A buyer considering a short sale should consult with an attorney and/or a licensed tax professional to understand all obligations relating to a short sale.
If you’re thinking of buying a foreclosure home we will be doing some intense searching depending on your criteria and financing options. There are some foreclosed homes that are in awesome condition, but these sell incredibly fast, and usually to cash buyers. Be aware also that sometimes homeowners are very upset that their home is going into foreclosure. They take it out on the lender – and the home – stealing everything from the windows to the crown molding, kicking holes in the sheetrock and doors, and sabotaging the home by leaving water running, etc.
Foreclosure homes are great if you can get the right financing. If you have cash, awesome! But, if it’s a real “fixer upper” and you need financing your lender may want it fixed before they finance it. So, if you don’t have cash for the deal you really need to talk to a lender first. Also, the original lender is out money already, so foreclosure homes are sold “as is” (you can still have an inspection done and get out of the contract then.)
If you’re buying a foreclosure home from the sheriff’s sale – watch out for other liens attached to it. That means other people or companies are owed money – and in many cases, you’ll need to pay or settle that up before the property can be all yours. If you’re buying a foreclosed home through a realtor who is listing it for the lender, those liens have already been cleared up.

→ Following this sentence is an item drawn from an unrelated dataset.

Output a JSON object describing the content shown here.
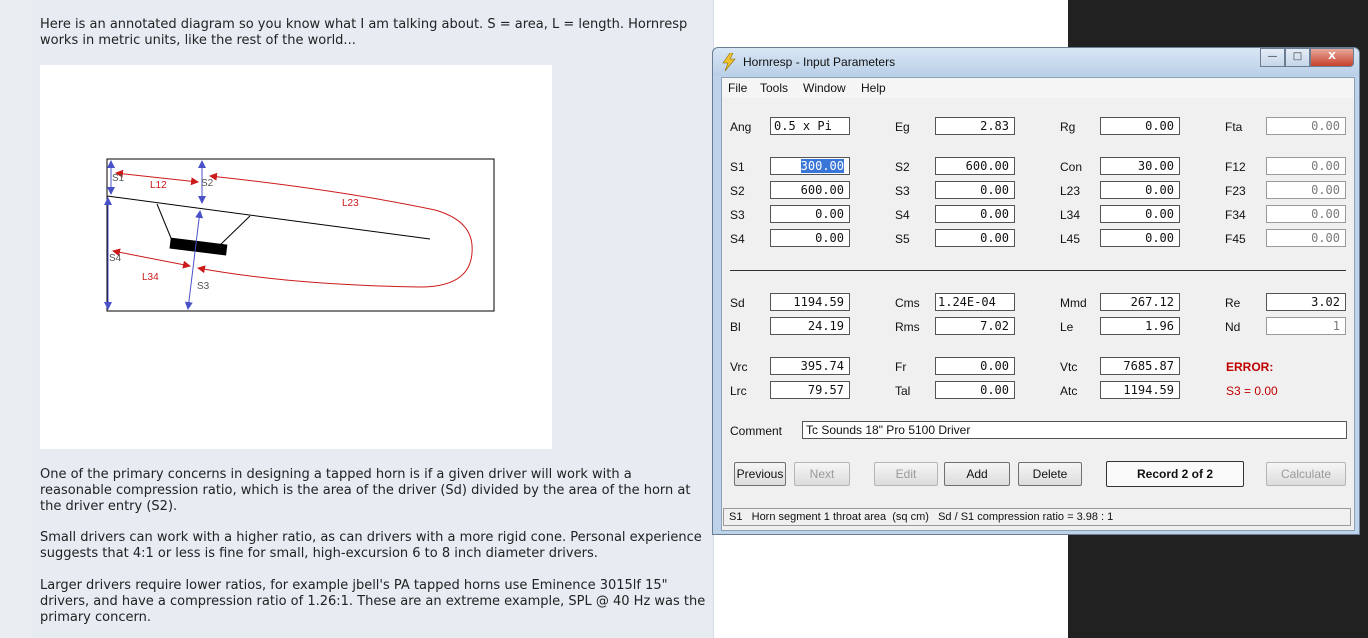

ATTENTION FLIPPERS: If the house to be rehabbed is to be eligible for certain loans, such as an FHA loan, the deed may not be able to change hands for 90 days. This means the property is going to be yours for 3 months before you can turn around and sell it to a buyer financing with an FHA loan.